A court challenge to Ashland’s anti-camping ordinance lost round one Tuesday. The case heard in Ashland Municipal Court by Judge Pam Turner asked that the court dismiss a case against two people who were cited for camping in their van in front of the Holiday Inn Express on Clover Lane in June.
Medford attorney William Mansfield argued that the city of Ashland ordinance states that to be illegally camping a person must have bedding and other objects on public land which excludes the general public from using the space.
Since the defendants, Daniel Fish and Carol Laughlin, were housed in a van in a public parking spot, Mansfield argued they were not blocking other use nor were they camping under the language of the ordinance. He additionally argued that, under state law, people camping are to be given 24 hours notice, and his clients received neither as they were cited on the spot.
Mansfield also told the court that, under Oregon law, his clients should have been given information about safe shelter for the homeless and agencies assisting the homeless should have also been contacted. None of this occurred, according to Mansfield.
Prosecutor Doug McGeary did not argue that police gave notifications. He argued that they are not necessary.
In body camera video recorded by the officers who cited the couple, they are heard telling the police that they have engine trouble with the van and have not been able to move it entirely out of the area and that they are expecting help soon. Fish identified himself as homeless.
Prosecutor McGeary informed the court that the presence of bedding, the fact the individuals were sleeping in the van and had been warned previously added up to unlawful camping under the ordinance.
He argued that by sleeping in their van they were camping, thus using public space as if it is private. “Exclusive use is when people treat public space as their own property,” McGeary told the judge. He said the ordinance makes it clear that Fish and Laughlin violated the ordinance.
Defense attorney Mansfield told the court the presence of bedding in a closed van does not exclude anyone from using the area, the hotel or any public space in the area. “Bedding does not fit the definition of a camp site," he said. "It must exclude the general public. This does not fit within the definition.”
The emotionally charged courtroom was full as homeless advocates witnessed the hearing and one of the defendants, Carol Laughlin, openly wept. At one point McGeary told the court had the couple had van problems they could have checked into the hotel they were in front of and, if they could not afford to stay there, then they shouldn’t have been in the location. The audience let out an audible gasp.
In the end, Turner denied Mansfield’s motions to dismiss and found the defendants both guilty and ordered them to pay a fine of $110. “I cannot make it less than that under Oregon Statute,” the judge said. Ironically, the price for a room at the hotel for two adults in a room with two queen beds for a Friday night in March was listed Tuesday as $111.
Turner, in issuing her verdict, said her ruling was an interpretation of law, not a statement about the issue of homelessness and homeless people. “The city’s camping ordinance is not the solution," she said. "The courts can only interpret the law. I am not commenting if it should be an ordinance, but it is, so I find the defendants guilty of violating the camping ordinance.”

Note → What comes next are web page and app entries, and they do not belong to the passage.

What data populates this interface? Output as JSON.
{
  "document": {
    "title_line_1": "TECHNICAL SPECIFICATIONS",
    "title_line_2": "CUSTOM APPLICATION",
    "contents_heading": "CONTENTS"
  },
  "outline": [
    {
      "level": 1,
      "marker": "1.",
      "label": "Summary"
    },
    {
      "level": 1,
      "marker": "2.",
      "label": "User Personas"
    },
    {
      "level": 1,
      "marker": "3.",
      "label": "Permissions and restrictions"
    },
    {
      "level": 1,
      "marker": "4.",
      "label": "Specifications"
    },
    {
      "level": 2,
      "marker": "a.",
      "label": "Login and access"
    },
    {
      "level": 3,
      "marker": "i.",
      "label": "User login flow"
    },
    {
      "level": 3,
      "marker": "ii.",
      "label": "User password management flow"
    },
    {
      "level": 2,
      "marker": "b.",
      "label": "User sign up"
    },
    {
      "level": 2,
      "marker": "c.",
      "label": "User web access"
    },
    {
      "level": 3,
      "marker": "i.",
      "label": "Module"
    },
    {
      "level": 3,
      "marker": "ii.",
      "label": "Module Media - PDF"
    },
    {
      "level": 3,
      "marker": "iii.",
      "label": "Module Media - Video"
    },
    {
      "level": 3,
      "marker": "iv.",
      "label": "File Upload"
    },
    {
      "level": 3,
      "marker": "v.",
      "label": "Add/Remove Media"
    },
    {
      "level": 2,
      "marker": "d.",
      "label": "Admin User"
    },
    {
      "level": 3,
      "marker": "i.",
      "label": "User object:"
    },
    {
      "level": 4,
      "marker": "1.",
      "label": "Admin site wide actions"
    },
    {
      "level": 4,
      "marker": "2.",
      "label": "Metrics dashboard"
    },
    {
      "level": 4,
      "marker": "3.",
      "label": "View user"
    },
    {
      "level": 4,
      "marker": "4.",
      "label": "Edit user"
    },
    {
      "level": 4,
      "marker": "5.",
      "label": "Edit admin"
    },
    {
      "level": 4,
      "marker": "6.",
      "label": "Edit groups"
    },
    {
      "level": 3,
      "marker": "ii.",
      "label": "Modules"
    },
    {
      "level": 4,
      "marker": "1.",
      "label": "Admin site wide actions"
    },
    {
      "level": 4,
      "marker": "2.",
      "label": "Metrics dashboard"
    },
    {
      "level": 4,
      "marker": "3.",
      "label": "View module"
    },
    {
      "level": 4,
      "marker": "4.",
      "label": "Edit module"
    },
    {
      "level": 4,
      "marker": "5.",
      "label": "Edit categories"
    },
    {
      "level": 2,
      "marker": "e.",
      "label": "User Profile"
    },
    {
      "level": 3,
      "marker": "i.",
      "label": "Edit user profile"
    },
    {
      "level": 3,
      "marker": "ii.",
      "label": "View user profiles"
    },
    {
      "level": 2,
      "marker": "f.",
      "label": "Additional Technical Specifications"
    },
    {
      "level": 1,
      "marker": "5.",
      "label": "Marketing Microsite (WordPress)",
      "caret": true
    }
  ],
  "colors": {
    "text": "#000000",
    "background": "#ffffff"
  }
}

A tearful Laughlin left the courtroom exclaiming, “I will have to leave Ashland. I can’t be here.”
Her partner, Daniel Fish, said he has no idea what he can do. “I have to be somewhere," he said. "I exist. I can’t help that. Where do they want me to go?”
Mansfield spoke with his clients outside the courtroom and received their approval to appeal to Jackson County Circuit Court. He told them it will be a long road. “You’re doing an important thing here,” he said as they huddled around him in the courtroom lobby.
Prosecutor McGeary said, “(The city) can’t address big city issues. It’s a small tourist town. Medford is a county seat and they get more funding to address these types of issues.” He went on to say Ashland as a community can’t fully address homelessness the way larger cities might. “Everyone gets to live where they want, but they can’t take ownership of streets.”
McGeary went on to acknowledge Ashland offers few options. “These people aren’t doing anything bad, but unwanted. I feel bad they have nowhere better to sleep.”
— Email Ashland freelance writer Julie Akins at firstname.lastname@example.org and follow her on Twitter at twitter.com/@julieakins.